The sad fact is, that many lives have been altered or affected in a permanent way by alcohol-related incidents or injuries both in the water and on the streets, highways and crosswalks of Ocean City.

Most of our pedestrian accidents, several of which are fatal each year, involve alcohol for either the driver or the pedestrian who stepped into the path of the oncoming vehicle.

Not only is the life of the victim of a paralyzing injury or accident affected, but so are the lives of the family members who are often left caring for that individual following the injury.

Another, issue with intoxicated “swimmers” is that reaction time and physical ability are diminished and often lead to the person finding themselves in trouble in the water and in need of help.

If this occurs between the hours of 10 a.m. and 5:30 p.m. they will be lucky enough to be rescued by a surf rescue technician, although following the rescue these individuals do not do very well and are often transported to a medical facility for further evaluation (we had several the past few summers).

Although we do a very good job of keeping these people safe while we are on duty regardless of how reckless they are, we unfortunately respond to several off-duty “swimmer in distress” calls each season, some of which are fatal and almost all are alcohol related.

If you’re going to drink, don’t swim and take a bus or cab to get home safe!

In addition to Maryland’s drinking laws, you might not be aware that Ocean City has its own laws and ordinances.
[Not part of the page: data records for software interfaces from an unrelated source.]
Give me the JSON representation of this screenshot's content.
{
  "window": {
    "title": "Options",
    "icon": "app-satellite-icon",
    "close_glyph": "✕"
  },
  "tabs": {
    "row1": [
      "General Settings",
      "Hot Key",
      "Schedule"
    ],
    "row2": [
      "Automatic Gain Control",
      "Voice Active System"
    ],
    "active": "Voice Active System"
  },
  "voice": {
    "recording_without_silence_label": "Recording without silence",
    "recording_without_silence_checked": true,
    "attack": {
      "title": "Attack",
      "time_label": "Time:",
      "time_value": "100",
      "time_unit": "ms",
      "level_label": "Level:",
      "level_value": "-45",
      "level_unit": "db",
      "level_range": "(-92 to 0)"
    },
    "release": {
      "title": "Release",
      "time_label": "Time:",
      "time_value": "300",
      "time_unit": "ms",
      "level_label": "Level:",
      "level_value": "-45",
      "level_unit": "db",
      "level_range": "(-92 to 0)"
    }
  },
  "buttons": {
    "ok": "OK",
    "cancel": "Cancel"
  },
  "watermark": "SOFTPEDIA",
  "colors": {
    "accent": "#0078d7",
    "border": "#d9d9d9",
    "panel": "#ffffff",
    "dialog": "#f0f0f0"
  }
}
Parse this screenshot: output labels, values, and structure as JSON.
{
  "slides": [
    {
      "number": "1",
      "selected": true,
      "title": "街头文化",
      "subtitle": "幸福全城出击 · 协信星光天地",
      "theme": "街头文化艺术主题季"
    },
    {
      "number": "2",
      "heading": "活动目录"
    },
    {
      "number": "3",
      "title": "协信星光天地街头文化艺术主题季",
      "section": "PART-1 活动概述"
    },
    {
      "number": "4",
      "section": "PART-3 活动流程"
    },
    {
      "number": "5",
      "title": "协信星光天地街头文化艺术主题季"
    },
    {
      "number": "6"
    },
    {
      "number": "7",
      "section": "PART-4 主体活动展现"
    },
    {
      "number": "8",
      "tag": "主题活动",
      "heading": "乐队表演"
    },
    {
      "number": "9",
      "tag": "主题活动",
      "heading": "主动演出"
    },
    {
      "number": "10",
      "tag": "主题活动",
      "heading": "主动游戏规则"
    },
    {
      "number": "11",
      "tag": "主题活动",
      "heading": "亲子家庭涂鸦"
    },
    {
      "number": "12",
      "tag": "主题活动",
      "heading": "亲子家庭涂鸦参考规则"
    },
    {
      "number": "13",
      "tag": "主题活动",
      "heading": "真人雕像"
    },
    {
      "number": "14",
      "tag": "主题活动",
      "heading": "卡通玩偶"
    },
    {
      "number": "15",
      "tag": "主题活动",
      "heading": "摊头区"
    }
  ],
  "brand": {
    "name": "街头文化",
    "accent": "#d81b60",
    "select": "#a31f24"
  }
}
Those that relate to alcohol are:

• Public Consumption of Alcohol has been reclassified (2012) as a criminal offense and may lead to your arrest.

• Consuming alcohol in public by anyone is prohibited.

• Carrying an open container of alcohol is a violation. This includes the beach areas, sidewalks and the Boardwalk.

• Using false identification is a criminal offense that can result in a fine and/or loss of license. Police officers in plain clothes help enforce this law.

• If your beverage happens to be in a glass container you are also guilty of violating an additional ordinance.

You might be interested to know that the law is specific about the consumption of alcohol and has nothing to do with the container it is in (except that glass is also prohibited) although many people wrongly believe that pouring it in a cup makes it acceptable, which is not true.

Some beach patrons know the law, but choose to disobey and take their alcohol to the beach and then attempt to hide the behavior from the beach patrol.

This makes the job of the surf rescue technician (lifeguard) on duty who is responsible to monitor and enforce all activities on the beach as well as in the water much more challenging.

To some it appears as a game, to see if they can conceal their illegal activity from the beach patrol while the surf rescue technician attempts to perform their job and enforce all of Ocean City laws and ordinances.

The result is that your surf rescue technician has to divide their responsibilities between protecting people in the water and pleading with “adults” to follow the rules.

I have to say though, I often find it ironic that a 30- or 40-year-old beach patron will try to hide beer from an 18-year-old lifeguard.

The beach patrol and your surf rescue technician work very hard to enforce the laws and ordinances of the Town of Ocean City, but we need your help!

Please do your part and obey the laws and listen to the surf rescue technician and keep the alcohol off the beach.

Violation of these laws is a criminal offense and may lead to arrest and will absolutely require another trip to Ocean City, but this time it will be for a court date.

We hope you will have a wonderful time on your vacation in Ocean City, but we also want you to remember to drink when and where it is safe and legal to do so.

And always remember, “Keep your feet in the sand until the lifeguard’s in the stand!”

(0) comments

Welcome to the discussion.

Keep it Clean. Please avoid obscene, vulgar, lewd, racist or sexually-oriented language.
Don't Threaten. Threats of harming another person will not be tolerated.
Be Truthful. Don't knowingly lie about anyone or anything.
Be Nice. No racism, sexism or any sort of -ism that is degrading to another person.
Be Proactive. Use the 'Report' link on each comment to let us know of abusive posts.
Share with Us. We'd love to hear eyewitness accounts, the history behind an article.